» **Description of the task**: Count every line in the following listing that contains "data", then report that count with nothing added.

» **Records for this exercise**:
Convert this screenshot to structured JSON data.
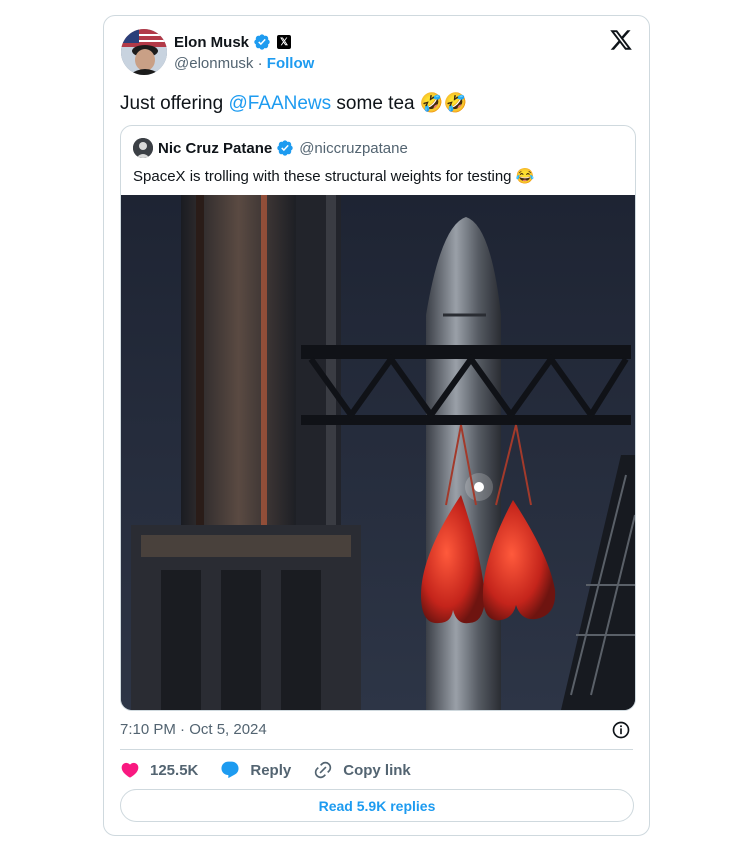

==

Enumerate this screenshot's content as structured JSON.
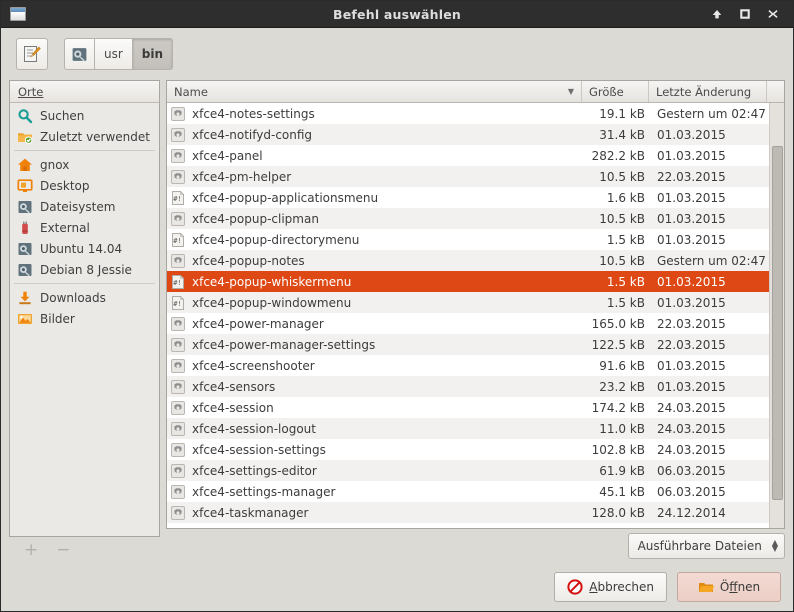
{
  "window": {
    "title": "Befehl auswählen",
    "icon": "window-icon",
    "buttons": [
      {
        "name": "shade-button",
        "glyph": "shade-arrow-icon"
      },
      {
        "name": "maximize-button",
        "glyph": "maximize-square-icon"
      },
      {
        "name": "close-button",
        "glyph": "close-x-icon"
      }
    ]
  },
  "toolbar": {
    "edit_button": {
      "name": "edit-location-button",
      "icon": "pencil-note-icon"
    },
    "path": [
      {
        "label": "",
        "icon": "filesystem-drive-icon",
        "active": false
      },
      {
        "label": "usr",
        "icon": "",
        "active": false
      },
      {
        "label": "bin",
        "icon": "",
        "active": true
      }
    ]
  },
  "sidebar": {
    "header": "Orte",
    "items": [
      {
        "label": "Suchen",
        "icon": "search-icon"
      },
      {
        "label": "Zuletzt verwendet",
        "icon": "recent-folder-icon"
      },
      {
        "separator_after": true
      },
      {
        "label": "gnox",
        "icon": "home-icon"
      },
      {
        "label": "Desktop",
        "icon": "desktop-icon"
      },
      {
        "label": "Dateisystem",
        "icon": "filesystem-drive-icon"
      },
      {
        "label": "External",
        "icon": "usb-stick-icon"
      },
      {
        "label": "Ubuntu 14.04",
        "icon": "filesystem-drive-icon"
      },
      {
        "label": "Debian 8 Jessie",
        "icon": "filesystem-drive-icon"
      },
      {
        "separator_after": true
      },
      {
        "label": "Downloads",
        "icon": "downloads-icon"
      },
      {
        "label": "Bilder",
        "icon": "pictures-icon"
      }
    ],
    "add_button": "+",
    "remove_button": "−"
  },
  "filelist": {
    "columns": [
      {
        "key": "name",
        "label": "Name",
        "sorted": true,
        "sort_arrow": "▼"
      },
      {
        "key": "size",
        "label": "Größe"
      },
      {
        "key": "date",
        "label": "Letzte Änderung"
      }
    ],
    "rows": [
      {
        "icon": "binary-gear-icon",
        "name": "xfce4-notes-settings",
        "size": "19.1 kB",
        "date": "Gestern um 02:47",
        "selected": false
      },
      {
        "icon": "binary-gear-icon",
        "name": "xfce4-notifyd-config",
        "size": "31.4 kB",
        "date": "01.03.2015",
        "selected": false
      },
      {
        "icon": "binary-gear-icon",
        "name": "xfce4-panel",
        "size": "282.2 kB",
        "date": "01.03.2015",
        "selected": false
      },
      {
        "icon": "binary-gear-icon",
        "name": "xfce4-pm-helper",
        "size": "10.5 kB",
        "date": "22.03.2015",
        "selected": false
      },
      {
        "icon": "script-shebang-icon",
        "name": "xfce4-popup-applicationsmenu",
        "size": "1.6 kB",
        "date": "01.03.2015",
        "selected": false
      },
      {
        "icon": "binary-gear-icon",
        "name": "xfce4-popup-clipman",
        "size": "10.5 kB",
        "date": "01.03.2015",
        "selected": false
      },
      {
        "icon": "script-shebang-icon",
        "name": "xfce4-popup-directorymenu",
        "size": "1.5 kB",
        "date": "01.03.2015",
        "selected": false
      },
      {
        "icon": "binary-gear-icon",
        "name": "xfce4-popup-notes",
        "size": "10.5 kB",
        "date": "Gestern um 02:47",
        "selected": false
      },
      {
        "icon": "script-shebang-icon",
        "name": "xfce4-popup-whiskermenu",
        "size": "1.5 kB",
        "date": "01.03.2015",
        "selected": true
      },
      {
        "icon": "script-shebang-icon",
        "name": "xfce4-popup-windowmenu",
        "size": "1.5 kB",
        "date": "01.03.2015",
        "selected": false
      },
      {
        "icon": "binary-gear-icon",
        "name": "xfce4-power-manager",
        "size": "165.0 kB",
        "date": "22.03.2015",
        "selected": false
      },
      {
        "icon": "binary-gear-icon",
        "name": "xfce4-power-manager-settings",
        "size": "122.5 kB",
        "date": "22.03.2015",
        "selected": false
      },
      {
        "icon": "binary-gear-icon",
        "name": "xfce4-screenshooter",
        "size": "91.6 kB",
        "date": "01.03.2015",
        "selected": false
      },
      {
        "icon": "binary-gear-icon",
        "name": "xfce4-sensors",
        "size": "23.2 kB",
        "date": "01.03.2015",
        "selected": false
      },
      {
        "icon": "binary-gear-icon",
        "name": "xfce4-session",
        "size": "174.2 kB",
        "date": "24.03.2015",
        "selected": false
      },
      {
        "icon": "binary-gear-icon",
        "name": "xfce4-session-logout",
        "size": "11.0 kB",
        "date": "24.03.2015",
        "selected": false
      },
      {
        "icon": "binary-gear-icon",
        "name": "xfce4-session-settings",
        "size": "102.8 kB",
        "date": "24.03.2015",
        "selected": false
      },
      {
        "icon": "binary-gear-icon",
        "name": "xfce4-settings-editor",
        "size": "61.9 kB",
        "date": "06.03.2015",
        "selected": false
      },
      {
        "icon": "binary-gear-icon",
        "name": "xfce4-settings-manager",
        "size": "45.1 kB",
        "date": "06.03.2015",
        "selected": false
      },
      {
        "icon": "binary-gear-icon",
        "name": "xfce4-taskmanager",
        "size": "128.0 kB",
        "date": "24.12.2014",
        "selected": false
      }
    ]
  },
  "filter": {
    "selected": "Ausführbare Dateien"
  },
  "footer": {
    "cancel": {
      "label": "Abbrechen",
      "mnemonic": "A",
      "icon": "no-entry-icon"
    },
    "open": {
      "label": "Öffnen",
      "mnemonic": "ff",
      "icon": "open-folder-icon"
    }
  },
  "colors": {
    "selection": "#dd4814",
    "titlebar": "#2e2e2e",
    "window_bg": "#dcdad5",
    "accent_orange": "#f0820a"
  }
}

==

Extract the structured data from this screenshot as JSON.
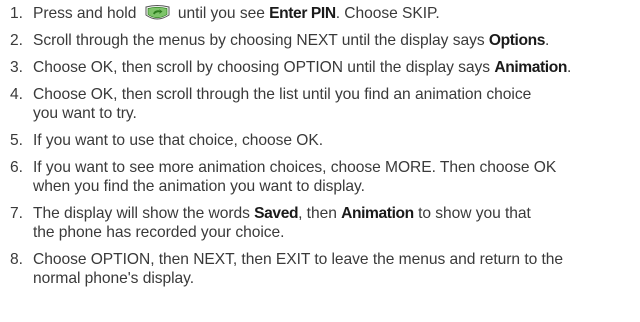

» **Result of the exercise**: 2